[Required action]
Copy every record exactly.

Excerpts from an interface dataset
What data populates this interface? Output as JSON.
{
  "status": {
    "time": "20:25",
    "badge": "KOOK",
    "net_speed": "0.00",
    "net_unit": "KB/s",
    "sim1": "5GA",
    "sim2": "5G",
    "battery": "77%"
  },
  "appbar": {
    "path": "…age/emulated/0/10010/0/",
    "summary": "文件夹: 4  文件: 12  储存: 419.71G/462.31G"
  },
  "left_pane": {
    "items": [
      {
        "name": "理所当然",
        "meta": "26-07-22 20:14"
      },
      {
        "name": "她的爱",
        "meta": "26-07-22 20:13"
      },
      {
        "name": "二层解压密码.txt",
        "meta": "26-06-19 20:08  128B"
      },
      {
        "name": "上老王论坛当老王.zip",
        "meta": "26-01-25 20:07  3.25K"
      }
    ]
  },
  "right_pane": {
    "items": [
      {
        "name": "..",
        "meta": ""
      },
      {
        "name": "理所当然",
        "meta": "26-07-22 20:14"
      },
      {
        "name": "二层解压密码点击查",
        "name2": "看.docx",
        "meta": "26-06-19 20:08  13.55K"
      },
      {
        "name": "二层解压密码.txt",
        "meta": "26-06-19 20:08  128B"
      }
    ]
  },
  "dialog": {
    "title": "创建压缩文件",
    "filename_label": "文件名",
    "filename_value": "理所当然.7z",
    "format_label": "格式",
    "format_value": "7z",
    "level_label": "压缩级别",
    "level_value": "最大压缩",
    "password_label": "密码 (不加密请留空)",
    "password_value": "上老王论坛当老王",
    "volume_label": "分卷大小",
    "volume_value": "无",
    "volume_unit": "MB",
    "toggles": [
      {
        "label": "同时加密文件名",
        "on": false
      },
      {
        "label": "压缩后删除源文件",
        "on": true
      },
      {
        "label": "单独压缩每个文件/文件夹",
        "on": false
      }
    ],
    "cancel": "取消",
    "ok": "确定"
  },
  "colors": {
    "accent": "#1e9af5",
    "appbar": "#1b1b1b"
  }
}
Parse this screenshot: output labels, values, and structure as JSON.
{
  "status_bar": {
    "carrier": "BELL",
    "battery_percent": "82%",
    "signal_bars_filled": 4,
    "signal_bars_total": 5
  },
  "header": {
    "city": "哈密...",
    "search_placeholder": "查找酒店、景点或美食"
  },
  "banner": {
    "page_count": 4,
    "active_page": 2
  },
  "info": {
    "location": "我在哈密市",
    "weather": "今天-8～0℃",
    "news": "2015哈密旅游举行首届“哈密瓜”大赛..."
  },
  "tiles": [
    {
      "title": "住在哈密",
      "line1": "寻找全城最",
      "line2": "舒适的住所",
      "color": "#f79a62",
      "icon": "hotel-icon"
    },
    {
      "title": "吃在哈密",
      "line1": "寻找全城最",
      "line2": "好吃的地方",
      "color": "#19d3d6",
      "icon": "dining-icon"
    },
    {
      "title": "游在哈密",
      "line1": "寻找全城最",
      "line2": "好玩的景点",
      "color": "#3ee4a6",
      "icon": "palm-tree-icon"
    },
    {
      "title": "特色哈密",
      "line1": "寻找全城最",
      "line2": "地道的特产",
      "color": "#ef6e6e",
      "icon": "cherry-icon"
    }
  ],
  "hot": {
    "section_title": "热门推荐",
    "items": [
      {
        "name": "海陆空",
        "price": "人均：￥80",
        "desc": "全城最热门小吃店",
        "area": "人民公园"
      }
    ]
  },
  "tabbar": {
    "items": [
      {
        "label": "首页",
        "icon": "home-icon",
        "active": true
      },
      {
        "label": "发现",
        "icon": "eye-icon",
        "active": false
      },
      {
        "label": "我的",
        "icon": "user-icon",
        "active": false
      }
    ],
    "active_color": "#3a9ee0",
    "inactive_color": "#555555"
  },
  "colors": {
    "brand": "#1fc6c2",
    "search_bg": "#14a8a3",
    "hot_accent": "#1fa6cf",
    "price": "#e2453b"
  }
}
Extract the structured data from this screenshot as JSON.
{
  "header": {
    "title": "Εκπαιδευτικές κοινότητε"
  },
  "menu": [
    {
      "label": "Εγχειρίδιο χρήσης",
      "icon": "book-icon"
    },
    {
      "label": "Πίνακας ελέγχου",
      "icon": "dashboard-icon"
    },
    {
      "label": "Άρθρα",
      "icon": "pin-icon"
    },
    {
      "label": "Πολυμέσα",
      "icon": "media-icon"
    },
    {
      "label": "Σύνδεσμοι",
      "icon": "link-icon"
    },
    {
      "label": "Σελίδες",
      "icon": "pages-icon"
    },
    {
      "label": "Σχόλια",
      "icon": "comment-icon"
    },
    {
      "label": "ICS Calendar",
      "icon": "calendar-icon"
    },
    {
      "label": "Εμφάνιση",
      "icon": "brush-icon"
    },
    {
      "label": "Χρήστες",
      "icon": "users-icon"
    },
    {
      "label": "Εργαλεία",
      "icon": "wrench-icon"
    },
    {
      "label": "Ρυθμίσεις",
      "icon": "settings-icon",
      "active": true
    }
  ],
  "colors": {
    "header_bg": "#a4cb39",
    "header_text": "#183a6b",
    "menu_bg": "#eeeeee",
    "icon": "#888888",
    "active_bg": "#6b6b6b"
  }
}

[Response area]
What data populates this interface? Output as JSON.
{
  "status": {
    "time": "20:25",
    "badge": "KOOK",
    "net_speed": "0.00",
    "net_unit": "KB/s",
    "sim1": "5GA",
    "sim2": "5G",
    "battery": "77%"
  },
  "appbar": {
    "path": "…age/emulated/0/10010/0/",
    "summary": "文件夹: 4  文件: 12  储存: 419.71G/462.31G"
  },
  "left_pane": {
    "items": [
      {
        "name": "理所当然",
        "meta": "26-07-22 20:14"
      },
      {
        "name": "她的爱",
        "meta": "26-07-22 20:13"
      },
      {
        "name": "二层解压密码.txt",
        "meta": "26-06-19 20:08  128B"
      },
      {
        "name": "上老王论坛当老王.zip",
        "meta": "26-01-25 20:07  3.25K"
      }
    ]
  },
  "right_pane": {
    "items": [
      {
        "name": "..",
        "meta": ""
      },
      {
        "name": "理所当然",
        "meta": "26-07-22 20:14"
      },
      {
        "name": "二层解压密码点击查",
        "name2": "看.docx",
        "meta": "26-06-19 20:08  13.55K"
      },
      {
        "name": "二层解压密码.txt",
        "meta": "26-06-19 20:08  128B"
      }
    ]
  },
  "dialog": {
    "title": "创建压缩文件",
    "filename_label": "文件名",
    "filename_value": "理所当然.7z",
    "format_label": "格式",
    "format_value": "7z",
    "level_label": "压缩级别",
    "level_value": "最大压缩",
    "password_label": "密码 (不加密请留空)",
    "password_value": "上老王论坛当老王",
    "volume_label": "分卷大小",
    "volume_value": "无",
    "volume_unit": "MB",
    "toggles": [
      {
        "label": "同时加密文件名",
        "on": false
      },
      {
        "label": "压缩后删除源文件",
        "on": true
      },
      {
        "label": "单独压缩每个文件/文件夹",
        "on": false
      }
    ],
    "cancel": "取消",
    "ok": "确定"
  },
  "colors": {
    "accent": "#1e9af5",
    "appbar": "#1b1b1b"
  }
}
Parse this screenshot: output labels, values, and structure as JSON.
{
  "status_bar": {
    "carrier": "BELL",
    "battery_percent": "82%",
    "signal_bars_filled": 4,
    "signal_bars_total": 5
  },
  "header": {
    "city": "哈密...",
    "search_placeholder": "查找酒店、景点或美食"
  },
  "banner": {
    "page_count": 4,
    "active_page": 2
  },
  "info": {
    "location": "我在哈密市",
    "weather": "今天-8～0℃",
    "news": "2015哈密旅游举行首届“哈密瓜”大赛..."
  },
  "tiles": [
    {
      "title": "住在哈密",
      "line1": "寻找全城最",
      "line2": "舒适的住所",
      "color": "#f79a62",
      "icon": "hotel-icon"
    },
    {
      "title": "吃在哈密",
      "line1": "寻找全城最",
      "line2": "好吃的地方",
      "color": "#19d3d6",
      "icon": "dining-icon"
    },
    {
      "title": "游在哈密",
      "line1": "寻找全城最",
      "line2": "好玩的景点",
      "color": "#3ee4a6",
      "icon": "palm-tree-icon"
    },
    {
      "title": "特色哈密",
      "line1": "寻找全城最",
      "line2": "地道的特产",
      "color": "#ef6e6e",
      "icon": "cherry-icon"
    }
  ],
  "hot": {
    "section_title": "热门推荐",
    "items": [
      {
        "name": "海陆空",
        "price": "人均：￥80",
        "desc": "全城最热门小吃店",
        "area": "人民公园"
      }
    ]
  },
  "tabbar": {
    "items": [
      {
        "label": "首页",
        "icon": "home-icon",
        "active": true
      },
      {
        "label": "发现",
        "icon": "eye-icon",
        "active": false
      },
      {
        "label": "我的",
        "icon": "user-icon",
        "active": false
      }
    ],
    "active_color": "#3a9ee0",
    "inactive_color": "#555555"
  },
  "colors": {
    "brand": "#1fc6c2",
    "search_bg": "#14a8a3",
    "hot_accent": "#1fa6cf",
    "price": "#e2453b"
  }
}
Extract the structured data from this screenshot as JSON.
{
  "header": {
    "title": "Εκπαιδευτικές κοινότητε"
  },
  "menu": [
    {
      "label": "Εγχειρίδιο χρήσης",
      "icon": "book-icon"
    },
    {
      "label": "Πίνακας ελέγχου",
      "icon": "dashboard-icon"
    },
    {
      "label": "Άρθρα",
      "icon": "pin-icon"
    },
    {
      "label": "Πολυμέσα",
      "icon": "media-icon"
    },
    {
      "label": "Σύνδεσμοι",
      "icon": "link-icon"
    },
    {
      "label": "Σελίδες",
      "icon": "pages-icon"
    },
    {
      "label": "Σχόλια",
      "icon": "comment-icon"
    },
    {
      "label": "ICS Calendar",
      "icon": "calendar-icon"
    },
    {
      "label": "Εμφάνιση",
      "icon": "brush-icon"
    },
    {
      "label": "Χρήστες",
      "icon": "users-icon"
    },
    {
      "label": "Εργαλεία",
      "icon": "wrench-icon"
    },
    {
      "label": "Ρυθμίσεις",
      "icon": "settings-icon",
      "active": true
    }
  ],
  "colors": {
    "header_bg": "#a4cb39",
    "header_text": "#183a6b",
    "menu_bg": "#eeeeee",
    "icon": "#888888",
    "active_bg": "#6b6b6b"
  }
}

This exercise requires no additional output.